Extracted records
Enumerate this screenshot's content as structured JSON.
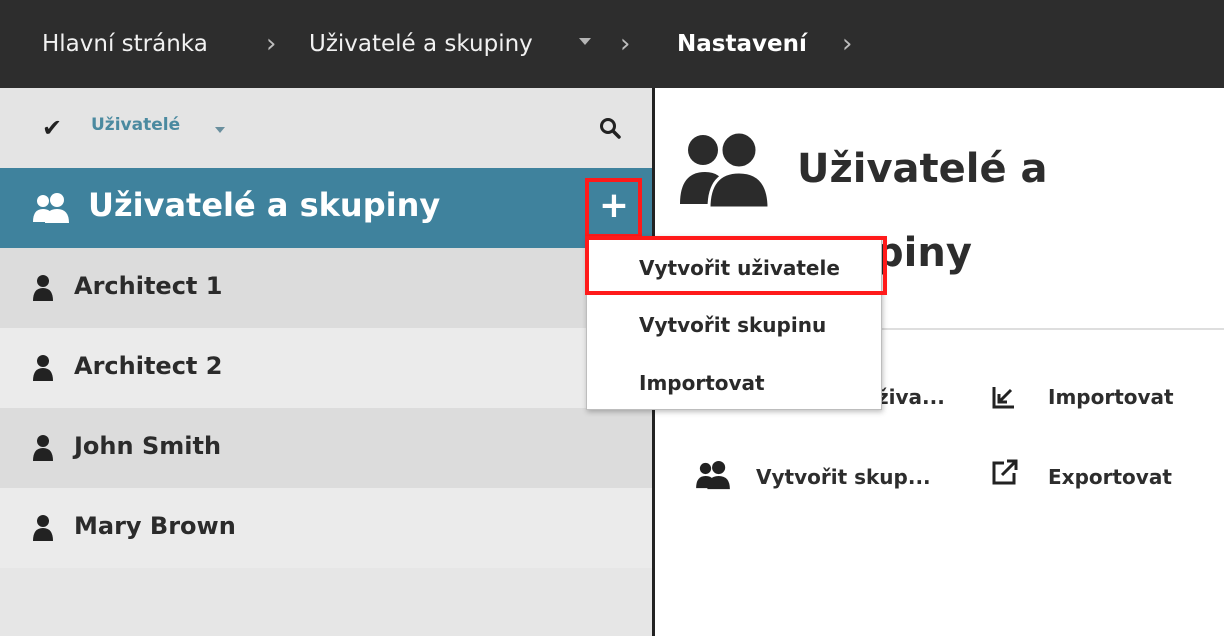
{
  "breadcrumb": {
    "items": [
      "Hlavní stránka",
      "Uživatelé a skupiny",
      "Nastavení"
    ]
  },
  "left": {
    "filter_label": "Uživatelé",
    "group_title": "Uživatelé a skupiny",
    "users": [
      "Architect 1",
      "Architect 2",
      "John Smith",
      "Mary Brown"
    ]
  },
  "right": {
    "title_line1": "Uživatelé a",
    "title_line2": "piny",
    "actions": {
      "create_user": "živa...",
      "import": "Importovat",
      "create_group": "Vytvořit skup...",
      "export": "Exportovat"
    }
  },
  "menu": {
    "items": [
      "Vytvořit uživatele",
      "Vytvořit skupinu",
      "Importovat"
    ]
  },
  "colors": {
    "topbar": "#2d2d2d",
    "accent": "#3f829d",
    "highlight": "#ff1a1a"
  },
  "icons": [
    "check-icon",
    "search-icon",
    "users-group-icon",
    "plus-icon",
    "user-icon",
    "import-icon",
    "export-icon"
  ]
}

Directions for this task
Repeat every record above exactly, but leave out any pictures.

Result of the exercise
Enumerate this screenshot's content as structured JSON.
{
  "breadcrumb": {
    "items": [
      "Hlavní stránka",
      "Uživatelé a skupiny",
      "Nastavení"
    ]
  },
  "left": {
    "filter_label": "Uživatelé",
    "group_title": "Uživatelé a skupiny",
    "users": [
      "Architect 1",
      "Architect 2",
      "John Smith",
      "Mary Brown"
    ]
  },
  "right": {
    "title_line1": "Uživatelé a",
    "title_line2": "piny",
    "actions": {
      "create_user": "živa...",
      "import": "Importovat",
      "create_group": "Vytvořit skup...",
      "export": "Exportovat"
    }
  },
  "menu": {
    "items": [
      "Vytvořit uživatele",
      "Vytvořit skupinu",
      "Importovat"
    ]
  },
  "colors": {
    "topbar": "#2d2d2d",
    "accent": "#3f829d",
    "highlight": "#ff1a1a"
  },
  "icons": [
    "check-icon",
    "search-icon",
    "users-group-icon",
    "plus-icon",
    "user-icon",
    "import-icon",
    "export-icon"
  ]
}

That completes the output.